New Jersey UCC sells recycled items to help others during Mission 4/1 Earth
Written by Emily Mullins March 28, 2013
Marjorie Royle (right) and Pam DiPietro, another member of First Congregational Church of Verona, selling recycled jewelry at a street fair in Trenton, N.J.
Marjorie Royle is fascinated by the recycled glass beads sold by the African women of Global Mamas. First, the women take old glass bottles and grind them down into a fine dust. They re-fire the dust inside clay ovens and mold the hot glass into beads of different shapes, sizes and colors, which are then polished until smooth. Global Mamas then sell their colorful beads to wholesalers throughout the world, which is how they ended up as one of the recycled items Royle and her congregation's Bridge of Faith group will sell at environmental festivals during Mission 4/1 Earth, the UCC's 50-day earth care initiative beginning April 1.
"It's an amazing thing – you can tell I'm into this," said Royle, member of First Congregational Church of Verona in Verona, N.J. "It demonstrates that what we throw away can be made into beautiful and useful products."
Bridge of Faith will sell its products May 17-18 at the Garden State GreenFest, a large, regional event in its sixth year. They will also have booths at Earth Day festivals in Edison and Kinnelon, N.J. The group began selling primarily African crafts, like paper beads and figures made out of aluminum cans, a few years ago, but now sells a variety of items from many different places, such as jewelry made from scrap wire in Kenya, purses made out of car seat belts from India, and coin pouches made from plastic grocery bags in Ghana. Royle said the group earns $6,000 to $8,000 per year having booths at street fairs, festivals and even General Synod, and all of the proceeds go to support various programs in Nigeria.
"What we like to do is cosponsor booths with local churches, so the church is seen to care for environment," Royle said. "It's fun to do, and supports a few causes that I value – the environment being one, and the work in Africa is another."
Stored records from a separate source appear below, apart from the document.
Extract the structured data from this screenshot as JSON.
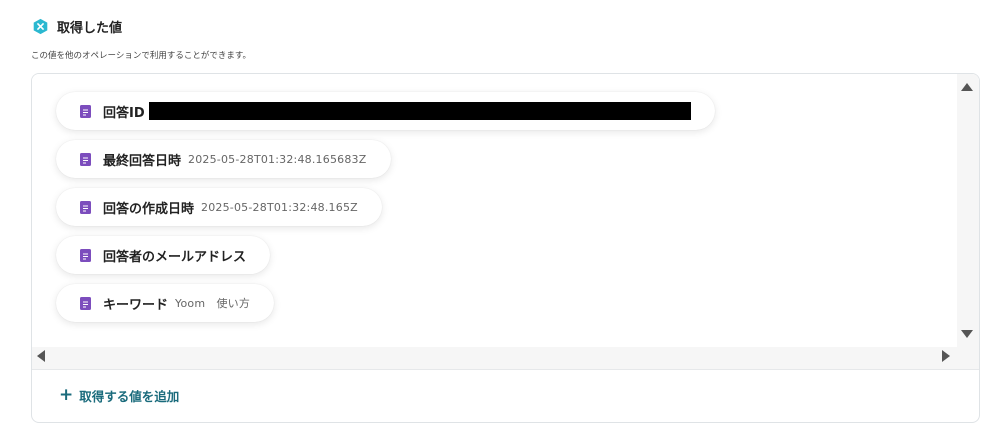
{
  "header": {
    "title": "取得した値",
    "subtitle": "この値を他のオペレーションで利用することができます。",
    "icon": "yoom-logo-icon",
    "accent": "#2bb8d0"
  },
  "values": [
    {
      "label": "回答ID",
      "value": "",
      "redacted": true
    },
    {
      "label": "最終回答日時",
      "value": "2025-05-28T01:32:48.165683Z"
    },
    {
      "label": "回答の作成日時",
      "value": "2025-05-28T01:32:48.165Z"
    },
    {
      "label": "回答者のメールアドレス",
      "value": ""
    },
    {
      "label": "キーワード",
      "value": "Yoom　使い方"
    }
  ],
  "value_icon": "document-icon",
  "value_icon_color": "#7c4dbd",
  "add_button": {
    "label": "取得する値を追加",
    "icon": "plus-icon",
    "color": "#1a6b7c"
  }
}
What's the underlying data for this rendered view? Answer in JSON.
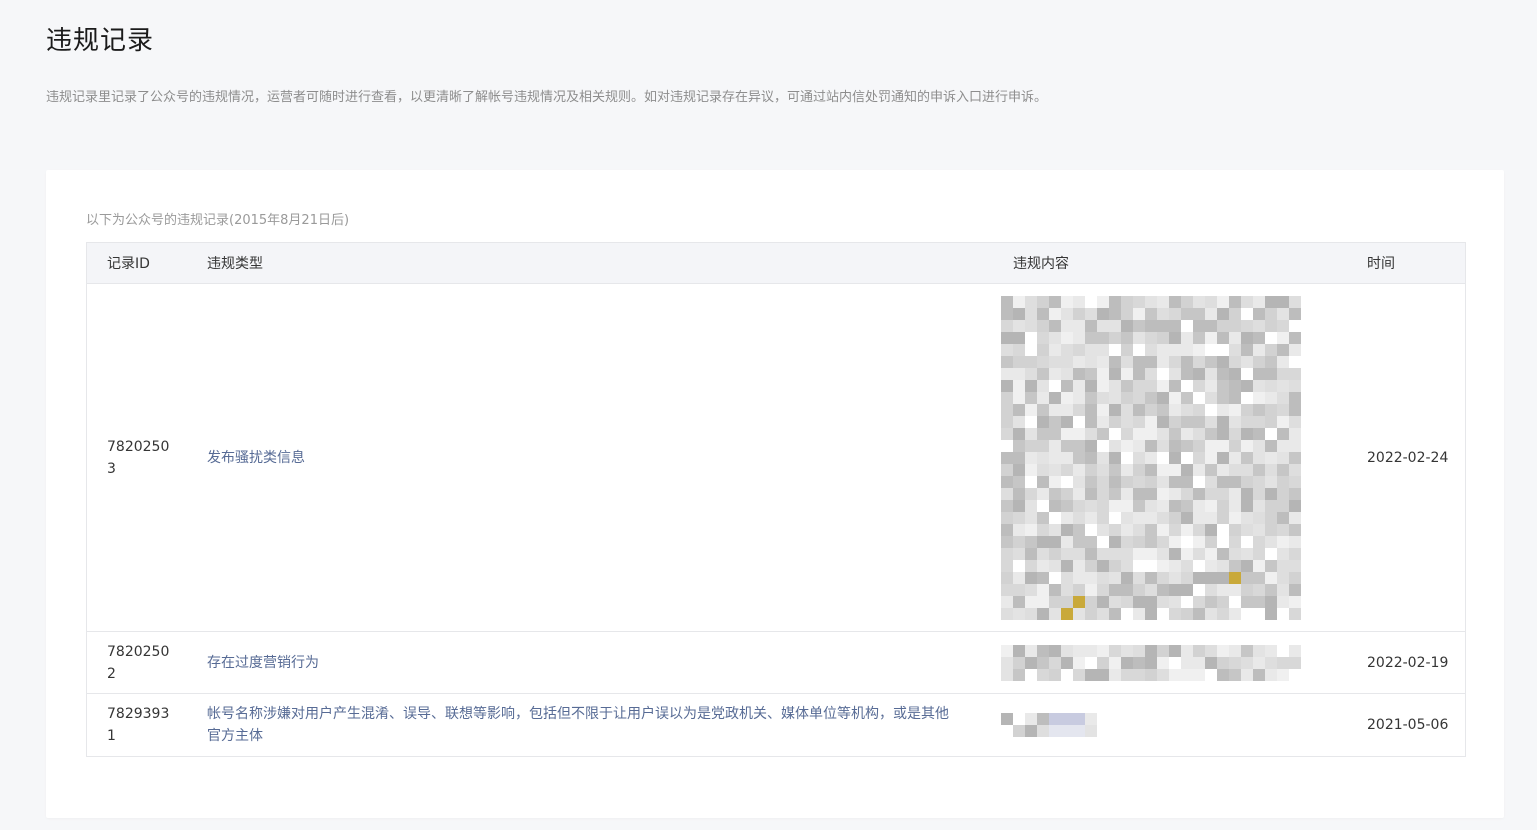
{
  "page": {
    "title": "违规记录",
    "description": "违规记录里记录了公众号的违规情况，运营者可随时进行查看，以更清晰了解帐号违规情况及相关规则。如对违规记录存在异议，可通过站内信处罚通知的申诉入口进行申诉。"
  },
  "card": {
    "note": "以下为公众号的违规记录(2015年8月21日后)"
  },
  "table": {
    "headers": {
      "id": "记录ID",
      "type": "违规类型",
      "content": "违规内容",
      "time": "时间"
    },
    "rows": [
      {
        "id": "78202503",
        "type": "发布骚扰类信息",
        "content": "",
        "time": "2022-02-24"
      },
      {
        "id": "78202502",
        "type": "存在过度营销行为",
        "content": "",
        "time": "2022-02-19"
      },
      {
        "id": "78293931",
        "type": "帐号名称涉嫌对用户产生混淆、误导、联想等影响，包括但不限于让用户误以为是党政机关、媒体单位等机构，或是其他官方主体",
        "content": "",
        "time": "2021-05-06"
      }
    ]
  },
  "colors": {
    "background": "#f6f7f9",
    "card": "#ffffff",
    "link": "#576b95",
    "header_bg": "#f4f5f8",
    "border": "#e6e7ea"
  }
}
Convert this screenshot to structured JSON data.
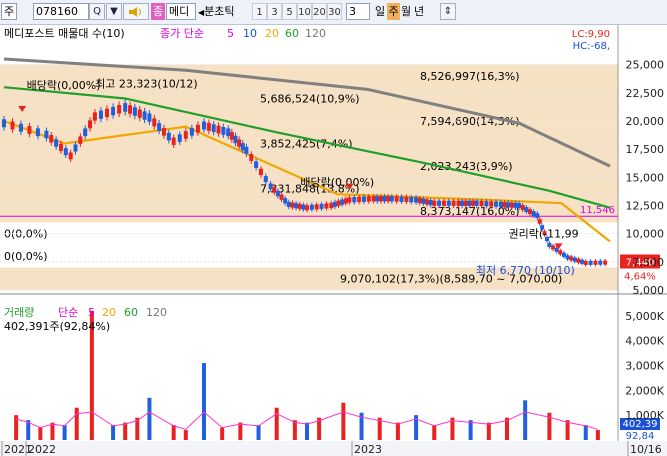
{
  "toolbar": {
    "market_label": "주",
    "code_value": "078160",
    "search_button": "Q",
    "menu_arrow": "▼",
    "tag_label": "종",
    "name_label": "메디",
    "tick_label": "분초틱",
    "periods": [
      "1",
      "3",
      "5",
      "10",
      "20",
      "30"
    ],
    "count_value": "3",
    "day_label": "일",
    "week_label": "주",
    "month_label": "월",
    "year_label": "년",
    "sync_icon": "⇕"
  },
  "legend": {
    "price_main": "메디포스트 매물대 수(10)",
    "ma_label": "종가 단순",
    "ma_periods": [
      "5",
      "10",
      "20",
      "60",
      "120"
    ],
    "volume_main": "거래량",
    "volume_ma_label": "단순",
    "volume_ma_periods": [
      "5",
      "20",
      "60",
      "120"
    ],
    "volume_info": "402,391주(92,84%)"
  },
  "header_right": {
    "lc": "LC:9,90",
    "hc": "HC:-68,"
  },
  "colors": {
    "up": "#e8231f",
    "down": "#1f5fe0",
    "ma5": "#ff33cc",
    "ma10": "#1a4fd8",
    "ma20": "#f0a800",
    "ma60": "#1fa02a",
    "ma120": "#808080",
    "profile": "#f7e1c4",
    "magenta": "#e000e0"
  },
  "chart_data": {
    "type": "candlestick",
    "x_labels": [
      "2021",
      "2022",
      "2023",
      "10/16"
    ],
    "price_axis_ticks": [
      5000,
      7500,
      10000,
      12500,
      15000,
      17500,
      20000,
      22500,
      25000
    ],
    "price_axis_labels": [
      "5,000",
      "7,500",
      "10,000",
      "12,500",
      "15,000",
      "17,500",
      "20,000",
      "22,500",
      "25,000"
    ],
    "ylim": [
      5000,
      26300
    ],
    "volume_axis_ticks": [
      1000000,
      2000000,
      3000000,
      4000000,
      5000000
    ],
    "volume_axis_labels": [
      "1,000K",
      "2,000K",
      "3,000K",
      "4,000K",
      "5,000K"
    ],
    "volume_ylim": [
      0,
      5400000
    ],
    "volume_profile": [
      {
        "low": 23000,
        "high": 25000,
        "label": "8,526,997(16,3%)"
      },
      {
        "low": 21000,
        "high": 23000,
        "label": "5,686,524(10,9%)"
      },
      {
        "low": 19000,
        "high": 21000,
        "label": "7,594,690(14,5%)"
      },
      {
        "low": 17000,
        "high": 19000,
        "label": "3,852,425(7,4%)"
      },
      {
        "low": 15000,
        "high": 17000,
        "label": "2,023,243(3,9%)"
      },
      {
        "low": 13000,
        "high": 15000,
        "label": "7,231,848(13,8%)"
      },
      {
        "low": 11000,
        "high": 13000,
        "label": "8,373,147(16,0%)"
      },
      {
        "low": 9000,
        "high": 11000,
        "label": "0(0,0%)"
      },
      {
        "low": 7000,
        "high": 9000,
        "label": "0(0,0%)"
      },
      {
        "low": 5000,
        "high": 7000,
        "label": "9,070,102(17,3%)(8,589,70 ~ 7,070,00)"
      }
    ],
    "annotations": [
      {
        "text": "최고 23,323(10/12)",
        "x": 0.2,
        "y": 23323
      },
      {
        "text": "배당락(0,00%)",
        "x": 0.1,
        "y": 23200
      },
      {
        "text": "배당락(0,00%)",
        "x": 0.555,
        "y": 14600
      },
      {
        "text": "권리락(-11,99",
        "x": 0.915,
        "y": 10000
      },
      {
        "text": "최저 6,770 (10/10)",
        "x": 0.975,
        "y": 6770
      }
    ],
    "horizontal_level": {
      "value": 11546,
      "label": "11,546"
    },
    "last_price": {
      "value": 7440,
      "label": "7,440",
      "change": "4,64%"
    },
    "last_volume": {
      "label": "402,39",
      "pct": "92,84"
    },
    "price_points": [
      [
        0,
        19800,
        20500
      ],
      [
        0.07,
        18800,
        18400
      ],
      [
        0.11,
        16900,
        15800
      ],
      [
        0.15,
        20400,
        20800
      ],
      [
        0.2,
        21200,
        21800
      ],
      [
        0.24,
        20300,
        19600
      ],
      [
        0.28,
        18200,
        17500
      ],
      [
        0.33,
        19600,
        19700
      ],
      [
        0.37,
        19000,
        19600
      ],
      [
        0.4,
        17400,
        17900
      ],
      [
        0.44,
        14200,
        15000
      ],
      [
        0.47,
        12600,
        13900
      ],
      [
        0.5,
        12300,
        12900
      ],
      [
        0.54,
        12500,
        12800
      ],
      [
        0.57,
        13000,
        12900
      ],
      [
        0.61,
        13100,
        13100
      ],
      [
        0.64,
        13100,
        13200
      ],
      [
        0.68,
        13000,
        13200
      ],
      [
        0.71,
        12700,
        13100
      ],
      [
        0.75,
        12700,
        12900
      ],
      [
        0.78,
        12700,
        12900
      ],
      [
        0.82,
        12600,
        12600
      ],
      [
        0.85,
        12500,
        12500
      ],
      [
        0.88,
        11600,
        12300
      ],
      [
        0.9,
        9000,
        12000
      ],
      [
        0.93,
        7900,
        11800
      ],
      [
        0.96,
        7400,
        11400
      ],
      [
        1,
        7440,
        10100
      ]
    ],
    "ma_series": [
      {
        "name": "120",
        "values": [
          [
            0,
            25500
          ],
          [
            0.3,
            24500
          ],
          [
            0.6,
            22800
          ],
          [
            0.85,
            19800
          ],
          [
            1,
            16000
          ]
        ]
      },
      {
        "name": "60",
        "values": [
          [
            0,
            23000
          ],
          [
            0.2,
            22000
          ],
          [
            0.45,
            19000
          ],
          [
            0.7,
            16200
          ],
          [
            0.9,
            13800
          ],
          [
            1,
            12300
          ]
        ]
      },
      {
        "name": "20",
        "values": [
          [
            0,
            20000
          ],
          [
            0.1,
            18000
          ],
          [
            0.3,
            19500
          ],
          [
            0.55,
            13500
          ],
          [
            0.8,
            13000
          ],
          [
            0.92,
            12700
          ],
          [
            1,
            9300
          ]
        ]
      }
    ],
    "volume_points": [
      [
        0.02,
        1000000
      ],
      [
        0.04,
        800000
      ],
      [
        0.06,
        500000
      ],
      [
        0.08,
        700000
      ],
      [
        0.1,
        600000
      ],
      [
        0.12,
        1300000
      ],
      [
        0.145,
        5200000
      ],
      [
        0.18,
        600000
      ],
      [
        0.2,
        700000
      ],
      [
        0.22,
        900000
      ],
      [
        0.24,
        1700000
      ],
      [
        0.28,
        600000
      ],
      [
        0.3,
        400000
      ],
      [
        0.33,
        3100000
      ],
      [
        0.36,
        500000
      ],
      [
        0.39,
        700000
      ],
      [
        0.42,
        600000
      ],
      [
        0.45,
        1300000
      ],
      [
        0.48,
        800000
      ],
      [
        0.5,
        700000
      ],
      [
        0.52,
        900000
      ],
      [
        0.56,
        1500000
      ],
      [
        0.59,
        1100000
      ],
      [
        0.62,
        900000
      ],
      [
        0.65,
        700000
      ],
      [
        0.68,
        1000000
      ],
      [
        0.71,
        600000
      ],
      [
        0.74,
        900000
      ],
      [
        0.77,
        800000
      ],
      [
        0.8,
        700000
      ],
      [
        0.83,
        900000
      ],
      [
        0.86,
        1600000
      ],
      [
        0.9,
        1100000
      ],
      [
        0.93,
        800000
      ],
      [
        0.96,
        600000
      ],
      [
        0.98,
        402391
      ]
    ]
  }
}
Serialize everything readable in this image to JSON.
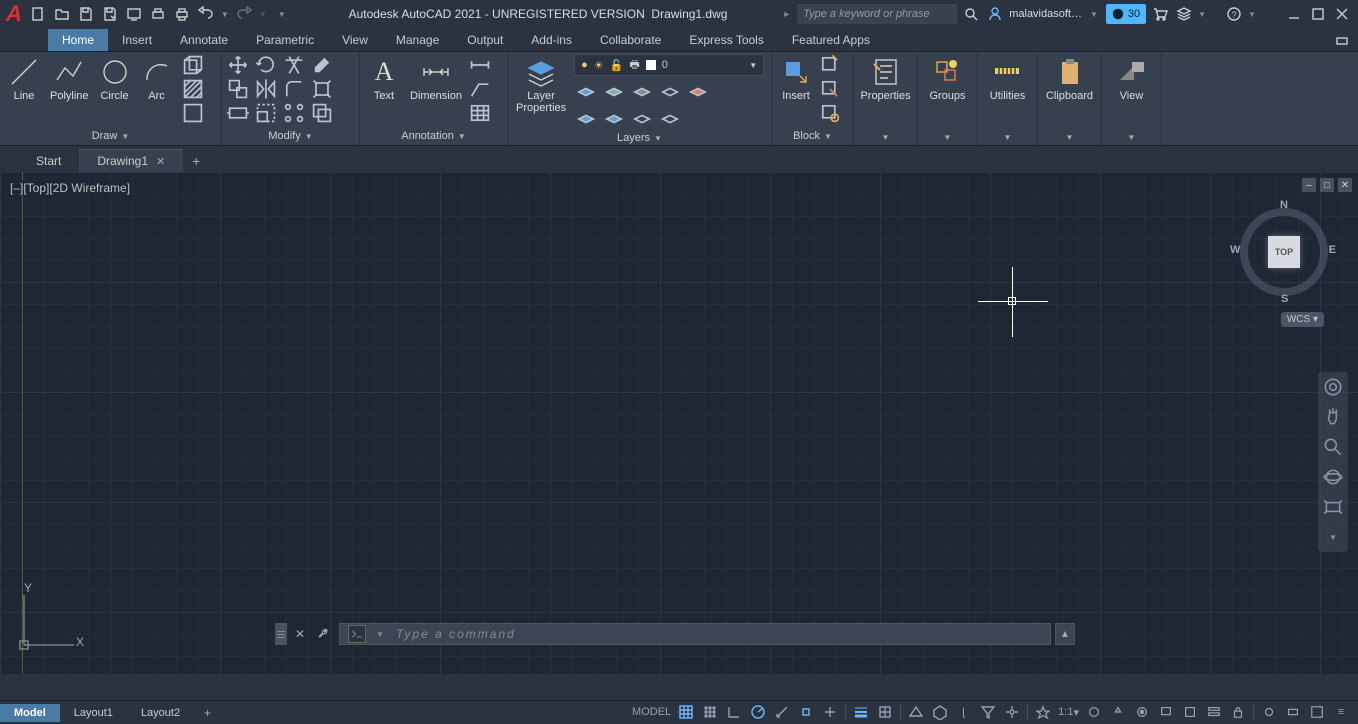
{
  "title": "Autodesk AutoCAD 2021 - UNREGISTERED VERSION",
  "filename": "Drawing1.dwg",
  "search_placeholder": "Type a keyword or phrase",
  "user": "malavidasoft…",
  "trial_days": "30",
  "ribbon_tabs": [
    "Home",
    "Insert",
    "Annotate",
    "Parametric",
    "View",
    "Manage",
    "Output",
    "Add-ins",
    "Collaborate",
    "Express Tools",
    "Featured Apps"
  ],
  "panels": {
    "draw": {
      "title": "Draw",
      "tools": {
        "line": "Line",
        "polyline": "Polyline",
        "circle": "Circle",
        "arc": "Arc"
      }
    },
    "modify": {
      "title": "Modify"
    },
    "annotation": {
      "title": "Annotation",
      "tools": {
        "text": "Text",
        "dimension": "Dimension"
      }
    },
    "layers": {
      "title": "Layers",
      "tools": {
        "props": "Layer\nProperties"
      },
      "current": "0"
    },
    "block": {
      "title": "Block",
      "tools": {
        "insert": "Insert"
      }
    },
    "properties": {
      "title": "Properties"
    },
    "groups": {
      "title": "Groups"
    },
    "utilities": {
      "title": "Utilities"
    },
    "clipboard": {
      "title": "Clipboard"
    },
    "view": {
      "title": "View"
    }
  },
  "file_tabs": {
    "start": "Start",
    "drawing": "Drawing1"
  },
  "viewport_label": "[–][Top][2D Wireframe]",
  "viewcube": {
    "face": "TOP",
    "n": "N",
    "s": "S",
    "e": "E",
    "w": "W"
  },
  "wcs": "WCS",
  "ucs": {
    "x": "X",
    "y": "Y"
  },
  "cmd_placeholder": "Type a command",
  "layout_tabs": [
    "Model",
    "Layout1",
    "Layout2"
  ],
  "status": {
    "model": "MODEL",
    "scale": "1:1"
  }
}
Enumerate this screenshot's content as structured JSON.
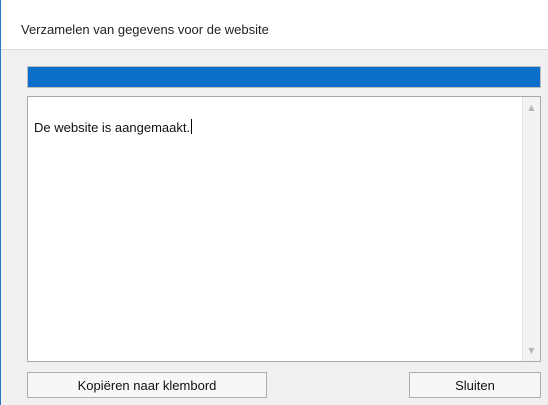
{
  "dialog": {
    "title": "Verzamelen van gegevens voor de website"
  },
  "progress": {
    "percent": 100,
    "color": "#0b6fc9"
  },
  "log": {
    "text": "De website is aangemaakt."
  },
  "scrollbar": {
    "up_icon": "▲",
    "down_icon": "▼"
  },
  "buttons": {
    "copy_label": "Kopiëren naar klembord",
    "close_label": "Sluiten"
  }
}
With its proceeds, Bridge of Faith has provided food, clothing, children's books, infant formula, mosquito nets and generators, among other items, to Nigerian schools, orphanages, and maternity health clinics. They recently started an annual soccer tournament among four area schools, which was so popular they plan to include more schools next year, and are also working to implement math and science enrichment programs. A member at First Congregational UCC's partner church, Faith UCC in Union, N.J., is a chief in the Nigerian village and has been critical to establishing the Bridge of Faith partnership there. He helps coordinate visits for Royle and her husband to deliver supplies, makes sure mailed shipments are received by the right people, and also makes personal visits from time to time to ensure everything is running smoothly and the supplies are serving the people who need them.
"That is why our group is called Bridge of Faith – we have a human bridge of people helping make this happen," Royle said.
Along with supporting her interests in the environment and African culture, Royle said Bridge of Faith fulfills a need for others who also want to support these issues. She says they are often thanked by people who visit their booth and appreciate the opportunity to buy recycled items, and Royle sees each event as a chance to educate people about things like buying fair trade certified goods. So at the end of the day – or at least at the end of the festival – everybody wins.
"It's rewarding in a lot of ways," she said. "We can do public education about fair trade items and recycled items and the fact that people in Africa are creative and can create beautiful things."
The United Church of Christ has been working for environmental justice for almost 30 years, and recognizes the opportunity for a shared mission campaign to live out our faith — in unity, as one church — for the sake of our fragile planet Earth.
With the help of UCC congregations everywhere, Mission 4/1 Earth, which begins Easter Monday 2013, hopes to accomplish more than 1 million hours of engaged earth care, 100,000 tree plantings across the globe, and 100,000 advocacy letters written and sent on environmental concerns.
To learn more about how to count earth care hours, watch this.
Share the goals of Mission 4/1 Earth with your family and friends and invite them to join the movement.